Wednesday, October 29, 2014

The vultures are at work

Two articles in the Boston Globe set forth the view that Gary Gottlieb's leaving Partners Healthcare System was seen "as a way to ease the pain" of the controversy surrounding the big health system as "regulators grew increasingly hostile toward Partners’ desire to expand, tens of millions of dollars in losses piled up at a new in-house health insurance arm, and some doctors and hospitals bristled at a push to standardize clinical practices."

This is typical after-he-left kind of nitpicking in academic medicine.  The comments in the article may or may not have something to do with the real reasons Gary is leaving.  More accurately, each constituency within the organization is now using the Globe, trying to influence the board to pick someone who will protect their interests. 

Overall, to say Partners faced a string of setbacks is ridiculous when we look at the big picture.  They continued in their market dominance and got the state legislature and the AG, both, to accede to laws and rules that will maintain that dominance for years to come.

But whether or not the comments are true, their publication validates my assertions that the board is going to be very timid about bringing in a change agent at this point.  This is a board that does not like to take chances of getting splash-back from the faculty or other inside players in town.  They will hire a low-risk, steady-as-you-go kind of person.  Welcome to the General Motors of twenty years ago.


nonlocal MD said...

It is nice for Partners' physicians that they are 'set for life', as you describe in your 2 posts, by the revenue streams and feeder practices, etc. However, that dinosaur system is a dead man walking, and the sooner they realize that the better. If Gottleib truly was trying to bring standard work and coordination to what must be the world's biggest set of academic fiefdoms, then his successor must continue this work, not abdicate it. Their money will protect them for awhile, but changing incentives can make them fall far and fast.

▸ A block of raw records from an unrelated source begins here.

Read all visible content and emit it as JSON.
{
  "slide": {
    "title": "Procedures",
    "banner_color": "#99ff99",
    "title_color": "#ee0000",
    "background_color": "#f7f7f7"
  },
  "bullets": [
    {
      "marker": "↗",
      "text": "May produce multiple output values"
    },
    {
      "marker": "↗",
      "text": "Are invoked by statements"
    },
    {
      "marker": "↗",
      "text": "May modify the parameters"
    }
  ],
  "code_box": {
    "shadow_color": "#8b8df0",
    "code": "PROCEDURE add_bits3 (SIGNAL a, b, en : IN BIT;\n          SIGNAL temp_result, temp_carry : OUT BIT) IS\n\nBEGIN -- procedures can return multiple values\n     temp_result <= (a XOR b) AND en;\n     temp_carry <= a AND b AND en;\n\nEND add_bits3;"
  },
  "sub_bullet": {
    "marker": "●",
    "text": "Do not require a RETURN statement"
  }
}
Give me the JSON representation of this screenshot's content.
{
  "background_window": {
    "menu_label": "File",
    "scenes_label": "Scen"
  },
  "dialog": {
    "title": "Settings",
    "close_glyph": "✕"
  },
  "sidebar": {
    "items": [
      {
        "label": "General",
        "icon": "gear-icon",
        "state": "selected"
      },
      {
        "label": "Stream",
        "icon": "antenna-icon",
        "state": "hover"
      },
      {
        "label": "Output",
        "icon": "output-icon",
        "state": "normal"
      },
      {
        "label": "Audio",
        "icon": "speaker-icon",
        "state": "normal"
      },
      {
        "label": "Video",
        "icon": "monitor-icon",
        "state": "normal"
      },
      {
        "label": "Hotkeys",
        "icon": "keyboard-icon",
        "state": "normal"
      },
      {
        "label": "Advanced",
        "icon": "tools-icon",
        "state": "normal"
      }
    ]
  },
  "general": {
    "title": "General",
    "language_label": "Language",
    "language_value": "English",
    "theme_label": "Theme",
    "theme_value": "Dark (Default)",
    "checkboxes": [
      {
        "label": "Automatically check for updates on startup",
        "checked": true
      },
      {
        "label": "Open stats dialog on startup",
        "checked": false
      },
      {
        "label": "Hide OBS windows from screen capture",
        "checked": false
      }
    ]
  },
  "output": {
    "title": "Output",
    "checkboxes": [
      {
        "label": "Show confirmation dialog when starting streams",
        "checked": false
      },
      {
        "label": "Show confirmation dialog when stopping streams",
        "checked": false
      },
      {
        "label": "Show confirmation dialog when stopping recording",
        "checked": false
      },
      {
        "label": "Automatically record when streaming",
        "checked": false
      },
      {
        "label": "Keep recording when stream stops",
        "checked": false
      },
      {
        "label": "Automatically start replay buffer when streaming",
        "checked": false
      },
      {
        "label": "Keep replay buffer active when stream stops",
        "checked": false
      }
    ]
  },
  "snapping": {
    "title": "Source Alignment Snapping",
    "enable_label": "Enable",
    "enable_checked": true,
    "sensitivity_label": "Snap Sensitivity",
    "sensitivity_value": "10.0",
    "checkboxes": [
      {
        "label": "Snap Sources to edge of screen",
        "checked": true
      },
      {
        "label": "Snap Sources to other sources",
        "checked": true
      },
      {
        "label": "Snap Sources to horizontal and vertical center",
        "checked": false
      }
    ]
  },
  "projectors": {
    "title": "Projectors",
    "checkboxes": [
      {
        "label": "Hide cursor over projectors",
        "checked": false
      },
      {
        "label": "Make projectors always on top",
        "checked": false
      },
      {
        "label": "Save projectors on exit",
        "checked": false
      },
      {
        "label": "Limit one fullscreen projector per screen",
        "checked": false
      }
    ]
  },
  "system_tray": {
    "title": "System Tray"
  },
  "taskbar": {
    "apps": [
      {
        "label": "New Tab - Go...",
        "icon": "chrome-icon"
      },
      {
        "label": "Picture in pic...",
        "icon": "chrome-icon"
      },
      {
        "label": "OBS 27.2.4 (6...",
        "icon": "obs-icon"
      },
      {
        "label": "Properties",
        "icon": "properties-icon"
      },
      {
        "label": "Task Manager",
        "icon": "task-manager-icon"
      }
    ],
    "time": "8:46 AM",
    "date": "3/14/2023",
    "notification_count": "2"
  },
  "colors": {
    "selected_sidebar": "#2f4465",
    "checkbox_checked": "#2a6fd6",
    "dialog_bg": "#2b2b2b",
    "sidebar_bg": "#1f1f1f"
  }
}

Paul Levy said...

If he was trying to do that, it failed. PHS is YEARS behind the real leaders in the industry when it comes to clinical process improvement.

Even the Brigham fails to adopt the sensible approaches laid out by their most prominent faculty member, Atul Gawande.